That's a surprising role for DNA molecule. MacKay's group uses DNA for several reasons. First, the team can use any DNA, including less expensive "natural" DNA that's extracted and then purified from blood and other sources. Next, DNA is straight. DNA doesn't coil the way other stranded molecules tend to coil, so DNA forms an optimal passage through which water can pass. Also, DNA forms liquid crystals that help orient the DNA, creating pores that transverse the membrane. At the nanoscale, these features combine to produce benefits that include low fouling, fast flux, high purity separations.
Each finalist from the GDG North Jersey program and from the eleven other regional programs will now join Google's Solve for X pioneer program.
During the session, a group of about 60 scholars evaluated the presentations, giving the finalists advice for future directions. Clark Lagemann, a team member for GDG North Jersey Solve for X, described the credentials of the scholars on the panel. As a group, the scholars have 21 Ph.D.'s, 61 publications, 43 patents and speak more than 10 languages.
Of the GDG North Jersey Solve for X program, team member Sylvia Wandahwa has this to say: "I've had a wonderful time working with Todd Nakamura, Clark Lagemann and Jackie Melillo as part of the planning committee for the Google's Solve for X NJ campaign. Each one of them was a key player in organizing, recruiting and connecting pioneers with the right panelists and scholars. It's been an exciting opportunity to work with the Google X team as well. New Jersey has so much potential and this event really highlighted some of the great work people in this area are doing."
On a personal note, I confess that the Solve for X talks have changed my notion of the evolution of big ideas. Until now, my naive view was that each world-changing idea has a life of its own. "Armies cannot stop an idea whose time has come," said Victor Hugo. When I thought about a great innovator, I imagined a clever scientist, sitting alone, thinking hard about a problem, envisioning a solution, announcing that solution and then ... boom! ... the world adopts that solution. Overnight, the scientist becomes rich and famous. That's not how it works these days. And it probably wasn't how it worked in Victor Hugo's time.
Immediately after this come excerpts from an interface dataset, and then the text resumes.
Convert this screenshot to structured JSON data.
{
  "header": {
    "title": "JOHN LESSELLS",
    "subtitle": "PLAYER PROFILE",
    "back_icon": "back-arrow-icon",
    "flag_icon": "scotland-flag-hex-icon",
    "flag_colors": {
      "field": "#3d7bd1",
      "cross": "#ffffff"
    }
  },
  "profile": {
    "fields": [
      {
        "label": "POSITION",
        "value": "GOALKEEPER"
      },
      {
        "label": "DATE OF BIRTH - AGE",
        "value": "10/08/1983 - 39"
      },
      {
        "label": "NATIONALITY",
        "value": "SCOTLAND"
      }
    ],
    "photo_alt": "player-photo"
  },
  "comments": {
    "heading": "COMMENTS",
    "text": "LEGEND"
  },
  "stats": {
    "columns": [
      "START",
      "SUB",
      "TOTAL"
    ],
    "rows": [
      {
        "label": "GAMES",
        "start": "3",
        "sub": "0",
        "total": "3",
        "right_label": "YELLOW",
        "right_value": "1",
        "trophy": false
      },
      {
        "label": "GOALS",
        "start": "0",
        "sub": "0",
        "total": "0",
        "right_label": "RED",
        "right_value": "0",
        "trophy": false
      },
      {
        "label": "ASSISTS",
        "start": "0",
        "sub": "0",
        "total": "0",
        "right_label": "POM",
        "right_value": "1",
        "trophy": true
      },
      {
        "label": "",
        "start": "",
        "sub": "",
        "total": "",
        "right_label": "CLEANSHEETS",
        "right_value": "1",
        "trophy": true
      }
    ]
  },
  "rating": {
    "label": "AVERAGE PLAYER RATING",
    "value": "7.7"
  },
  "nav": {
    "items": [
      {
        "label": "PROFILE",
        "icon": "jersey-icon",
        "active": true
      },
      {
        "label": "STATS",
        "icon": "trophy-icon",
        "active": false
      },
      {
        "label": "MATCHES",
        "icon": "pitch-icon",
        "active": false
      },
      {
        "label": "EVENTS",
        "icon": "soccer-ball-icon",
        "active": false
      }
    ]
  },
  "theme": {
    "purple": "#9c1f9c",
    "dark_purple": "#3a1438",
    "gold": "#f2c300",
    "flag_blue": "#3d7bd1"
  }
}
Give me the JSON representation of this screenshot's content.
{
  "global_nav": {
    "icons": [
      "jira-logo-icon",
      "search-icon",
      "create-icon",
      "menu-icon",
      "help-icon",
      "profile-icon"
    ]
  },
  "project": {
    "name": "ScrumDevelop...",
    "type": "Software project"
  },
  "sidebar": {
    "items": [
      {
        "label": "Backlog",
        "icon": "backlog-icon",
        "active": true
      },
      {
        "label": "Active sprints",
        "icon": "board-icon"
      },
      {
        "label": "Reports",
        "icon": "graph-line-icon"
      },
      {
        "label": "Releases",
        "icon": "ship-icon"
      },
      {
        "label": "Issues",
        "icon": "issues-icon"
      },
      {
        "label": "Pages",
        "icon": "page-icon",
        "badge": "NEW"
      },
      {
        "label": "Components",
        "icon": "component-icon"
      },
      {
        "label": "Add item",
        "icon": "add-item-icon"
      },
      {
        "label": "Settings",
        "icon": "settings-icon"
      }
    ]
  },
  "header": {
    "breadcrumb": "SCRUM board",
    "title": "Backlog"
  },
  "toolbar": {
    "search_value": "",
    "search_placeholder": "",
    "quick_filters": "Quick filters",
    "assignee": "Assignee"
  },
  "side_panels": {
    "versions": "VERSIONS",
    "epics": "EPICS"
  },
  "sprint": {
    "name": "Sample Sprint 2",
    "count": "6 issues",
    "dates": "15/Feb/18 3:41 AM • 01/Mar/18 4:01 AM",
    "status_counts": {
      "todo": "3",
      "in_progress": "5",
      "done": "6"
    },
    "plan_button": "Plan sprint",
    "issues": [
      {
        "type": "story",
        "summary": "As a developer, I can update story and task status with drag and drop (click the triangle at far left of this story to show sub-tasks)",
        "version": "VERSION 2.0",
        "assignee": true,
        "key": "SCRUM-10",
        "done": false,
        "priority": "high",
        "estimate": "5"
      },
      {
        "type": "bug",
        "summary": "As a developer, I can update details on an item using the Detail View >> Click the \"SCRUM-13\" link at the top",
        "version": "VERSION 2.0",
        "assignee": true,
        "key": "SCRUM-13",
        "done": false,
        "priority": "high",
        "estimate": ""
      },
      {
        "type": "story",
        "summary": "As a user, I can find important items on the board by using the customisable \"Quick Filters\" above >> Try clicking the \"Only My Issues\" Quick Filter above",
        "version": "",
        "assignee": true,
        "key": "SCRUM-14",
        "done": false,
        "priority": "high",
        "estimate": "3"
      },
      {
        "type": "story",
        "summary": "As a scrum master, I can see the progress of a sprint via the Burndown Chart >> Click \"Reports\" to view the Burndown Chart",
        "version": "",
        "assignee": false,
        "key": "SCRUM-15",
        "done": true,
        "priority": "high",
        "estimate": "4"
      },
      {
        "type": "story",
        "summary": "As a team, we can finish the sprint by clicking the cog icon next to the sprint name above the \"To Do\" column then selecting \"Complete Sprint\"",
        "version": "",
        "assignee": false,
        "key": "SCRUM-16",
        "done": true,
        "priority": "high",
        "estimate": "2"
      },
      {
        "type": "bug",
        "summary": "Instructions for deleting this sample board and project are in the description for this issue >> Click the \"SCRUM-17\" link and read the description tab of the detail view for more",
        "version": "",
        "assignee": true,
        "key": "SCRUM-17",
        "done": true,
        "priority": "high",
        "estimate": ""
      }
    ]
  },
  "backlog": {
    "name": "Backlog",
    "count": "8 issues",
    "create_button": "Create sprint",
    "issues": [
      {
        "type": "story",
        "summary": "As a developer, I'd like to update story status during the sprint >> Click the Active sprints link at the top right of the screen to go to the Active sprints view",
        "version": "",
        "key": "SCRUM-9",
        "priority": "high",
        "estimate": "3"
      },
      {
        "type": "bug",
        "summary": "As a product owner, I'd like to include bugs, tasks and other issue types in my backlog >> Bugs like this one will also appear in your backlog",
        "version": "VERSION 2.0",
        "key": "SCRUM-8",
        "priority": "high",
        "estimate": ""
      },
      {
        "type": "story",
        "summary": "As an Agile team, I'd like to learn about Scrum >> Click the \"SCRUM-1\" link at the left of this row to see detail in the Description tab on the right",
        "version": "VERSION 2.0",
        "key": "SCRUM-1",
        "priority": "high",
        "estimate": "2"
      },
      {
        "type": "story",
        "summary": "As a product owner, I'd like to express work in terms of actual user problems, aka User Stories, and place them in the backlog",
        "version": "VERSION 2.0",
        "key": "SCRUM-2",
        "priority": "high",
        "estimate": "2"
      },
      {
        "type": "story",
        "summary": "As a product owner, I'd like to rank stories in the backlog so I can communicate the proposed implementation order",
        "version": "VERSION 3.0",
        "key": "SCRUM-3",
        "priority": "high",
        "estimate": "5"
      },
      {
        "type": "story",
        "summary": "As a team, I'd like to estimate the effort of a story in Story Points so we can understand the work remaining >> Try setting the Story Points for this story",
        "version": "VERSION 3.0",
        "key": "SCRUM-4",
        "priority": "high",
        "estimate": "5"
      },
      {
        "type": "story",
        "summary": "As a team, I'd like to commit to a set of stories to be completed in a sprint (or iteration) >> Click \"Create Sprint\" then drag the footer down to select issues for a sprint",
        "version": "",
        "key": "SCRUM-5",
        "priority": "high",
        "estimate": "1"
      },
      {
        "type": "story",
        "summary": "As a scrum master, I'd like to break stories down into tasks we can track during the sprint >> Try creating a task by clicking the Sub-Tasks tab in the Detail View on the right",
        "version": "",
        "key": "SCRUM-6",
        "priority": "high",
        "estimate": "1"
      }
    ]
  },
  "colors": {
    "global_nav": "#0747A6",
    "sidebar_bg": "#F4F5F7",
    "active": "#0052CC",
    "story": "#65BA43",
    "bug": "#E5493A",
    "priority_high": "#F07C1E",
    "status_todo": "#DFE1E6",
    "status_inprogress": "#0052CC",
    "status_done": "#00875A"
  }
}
Each Solve for X pioneer is an entrepreneur -- a person with a big idea, but also with a business plan, a team of co-workers, a newly-founded company, a patent or two, a series of tests that have already been performed, a series of tests yet to be performed and some (but not yet enough) funding. Each pioneer's work is still in its infancy. The pioneers come to Solve for X with a need to show their work to the world -- to get feedback from the scholars at the Solve for X session and to get one more name (Google) on their list of endorsers. Each pioneer has walked a long road so far, and has a very long road ahead. This is how big ideas move forward to become world-changing ideas.